**PROBLEM TO WORK ON:** Pictures are not part of the copy; retype all the records below exactly.

**SUPPLIED DATA:**
----------

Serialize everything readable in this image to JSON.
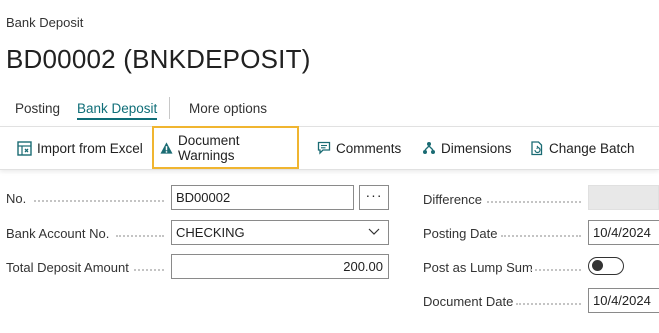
{
  "breadcrumb": "Bank Deposit",
  "page_title": "BD00002 (BNKDEPOSIT)",
  "nav_tabs": [
    {
      "label": "Posting",
      "active": false
    },
    {
      "label": "Bank Deposit",
      "active": true
    },
    {
      "label": "More options",
      "active": false
    }
  ],
  "actions": {
    "import_excel": "Import from Excel",
    "document_warnings": "Document Warnings",
    "comments": "Comments",
    "dimensions": "Dimensions",
    "change_batch": "Change Batch"
  },
  "fields": {
    "no": {
      "label": "No.",
      "value": "BD00002",
      "ellipsis": "···"
    },
    "bank_account_no": {
      "label": "Bank Account No.",
      "value": "CHECKING"
    },
    "total_deposit_amount": {
      "label": "Total Deposit Amount",
      "value": "200.00"
    },
    "difference": {
      "label": "Difference",
      "value": ""
    },
    "posting_date": {
      "label": "Posting Date",
      "value": "10/4/2024"
    },
    "post_as_lump_sum": {
      "label": "Post as Lump Sum",
      "value": false
    },
    "document_date": {
      "label": "Document Date",
      "value": "10/4/2024"
    }
  },
  "colors": {
    "accent": "#0f6e78",
    "selected_outline": "#f0b530",
    "warning_icon": "#1a6b73"
  }
}
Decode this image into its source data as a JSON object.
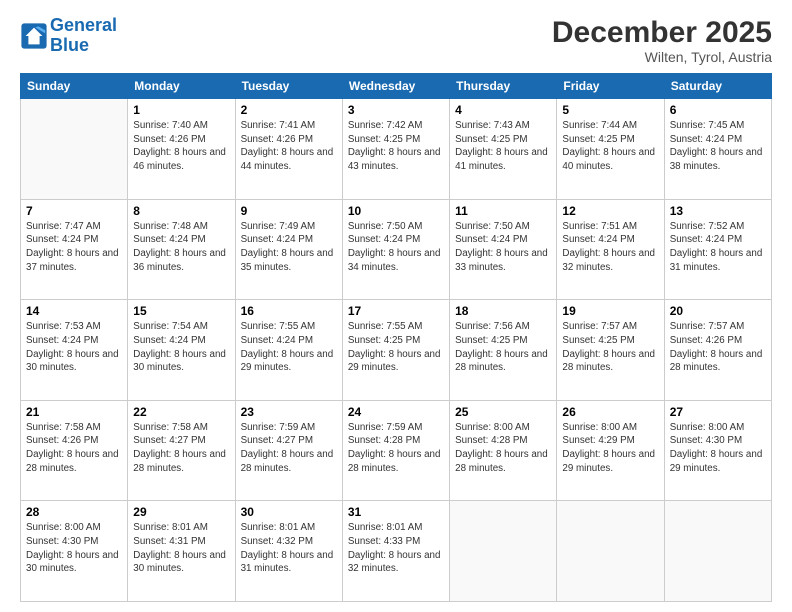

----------

**RESPONSE TO THE TASK:**
Serialize everything readable in this image to JSON.
{
  "breadcrumb": "Bank Deposit",
  "page_title": "BD00002 (BNKDEPOSIT)",
  "nav_tabs": [
    {
      "label": "Posting",
      "active": false
    },
    {
      "label": "Bank Deposit",
      "active": true
    },
    {
      "label": "More options",
      "active": false
    }
  ],
  "actions": {
    "import_excel": "Import from Excel",
    "document_warnings": "Document Warnings",
    "comments": "Comments",
    "dimensions": "Dimensions",
    "change_batch": "Change Batch"
  },
  "fields": {
    "no": {
      "label": "No.",
      "value": "BD00002",
      "ellipsis": "···"
    },
    "bank_account_no": {
      "label": "Bank Account No.",
      "value": "CHECKING"
    },
    "total_deposit_amount": {
      "label": "Total Deposit Amount",
      "value": "200.00"
    },
    "difference": {
      "label": "Difference",
      "value": ""
    },
    "posting_date": {
      "label": "Posting Date",
      "value": "10/4/2024"
    },
    "post_as_lump_sum": {
      "label": "Post as Lump Sum",
      "value": false
    },
    "document_date": {
      "label": "Document Date",
      "value": "10/4/2024"
    }
  },
  "colors": {
    "accent": "#0f6e78",
    "selected_outline": "#f0b530",
    "warning_icon": "#1a6b73"
  }
}
Decode this image into its source data as a JSON object.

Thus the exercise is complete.